An Egyptian court has slapped a Muslim Brotherhood leader with two years behind bars for “insulting the judiciary”, according to Egypt’s official MENA news agency.

Mohamed al-Beltagy, a leading member of Egypt’s banned Muslim Brotherhood group, was convicted Wednesday on charges of “insulting the judiciary” after he smiled "sarcastically" when judges stopped him from questioning former president Hosni Mubarak, who had been giving court testimony.

Under Egyptian law, Wednesday’s court ruling can still be appealed before a higher court within 60 days.

Al-Beltagy managed to ask Mubarak three questions before the court stopped him from asking any more.

Mubarak was in court to offer testimony at the ongoing retrial of his successor, Mohamed Morsi, who faces charges of participating in a mass jailbreak in 2011. 

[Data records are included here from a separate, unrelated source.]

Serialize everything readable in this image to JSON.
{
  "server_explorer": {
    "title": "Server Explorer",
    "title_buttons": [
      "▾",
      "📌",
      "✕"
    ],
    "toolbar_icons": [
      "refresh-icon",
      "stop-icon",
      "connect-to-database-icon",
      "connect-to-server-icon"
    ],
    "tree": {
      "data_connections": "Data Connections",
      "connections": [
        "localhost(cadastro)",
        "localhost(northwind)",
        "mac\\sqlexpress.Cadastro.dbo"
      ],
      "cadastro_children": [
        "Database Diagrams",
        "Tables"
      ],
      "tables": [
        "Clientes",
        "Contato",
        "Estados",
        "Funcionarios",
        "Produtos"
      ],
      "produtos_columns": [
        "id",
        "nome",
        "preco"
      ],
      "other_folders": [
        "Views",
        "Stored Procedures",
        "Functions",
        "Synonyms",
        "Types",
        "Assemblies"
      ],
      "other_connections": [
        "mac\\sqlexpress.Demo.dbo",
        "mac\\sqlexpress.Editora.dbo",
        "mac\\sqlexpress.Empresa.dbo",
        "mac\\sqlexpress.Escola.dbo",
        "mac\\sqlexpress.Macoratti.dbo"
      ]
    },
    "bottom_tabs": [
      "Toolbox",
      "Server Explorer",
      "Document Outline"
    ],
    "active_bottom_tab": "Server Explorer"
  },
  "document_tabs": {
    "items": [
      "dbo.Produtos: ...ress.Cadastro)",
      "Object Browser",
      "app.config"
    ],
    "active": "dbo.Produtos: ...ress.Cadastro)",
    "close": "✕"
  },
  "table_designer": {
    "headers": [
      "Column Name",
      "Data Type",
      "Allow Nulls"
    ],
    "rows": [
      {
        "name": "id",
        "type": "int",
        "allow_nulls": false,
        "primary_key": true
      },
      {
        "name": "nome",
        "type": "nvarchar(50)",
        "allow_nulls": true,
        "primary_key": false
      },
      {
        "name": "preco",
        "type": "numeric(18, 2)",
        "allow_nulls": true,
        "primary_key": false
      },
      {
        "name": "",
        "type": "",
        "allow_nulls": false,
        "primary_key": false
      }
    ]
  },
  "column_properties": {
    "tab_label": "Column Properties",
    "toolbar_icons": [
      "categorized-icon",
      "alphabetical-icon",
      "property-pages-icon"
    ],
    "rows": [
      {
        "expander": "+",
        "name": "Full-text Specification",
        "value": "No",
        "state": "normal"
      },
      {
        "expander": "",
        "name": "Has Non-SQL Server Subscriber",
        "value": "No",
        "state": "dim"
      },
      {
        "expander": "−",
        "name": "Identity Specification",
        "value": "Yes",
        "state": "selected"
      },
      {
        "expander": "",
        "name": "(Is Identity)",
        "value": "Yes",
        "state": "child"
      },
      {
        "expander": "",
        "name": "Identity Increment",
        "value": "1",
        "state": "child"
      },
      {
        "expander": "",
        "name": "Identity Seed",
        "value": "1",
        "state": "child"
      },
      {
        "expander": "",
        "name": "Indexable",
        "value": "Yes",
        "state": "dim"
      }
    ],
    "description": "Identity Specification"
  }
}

Al-Beltagy has been convicted in three separate criminal cases (all of which he says are politically motivated), for which he is currently serving a total of 60 years behind bars.

Mohamed Morsi was elected president in 2012, one year after Mubarak stepped down after Egypt’s Jan. 25 popular uprising. 

After a single year in power, however, Morsi was himself ousted in a military coup and slapped with a host of questionable criminal charges. 

Following Morsi’s ouster in mid-2013, the Egyptian authorities launched a relentless crackdown on political dissent, killing hundreds of Morsi’s supporters and throwing thousands behind bars for alleged “acts of violence”.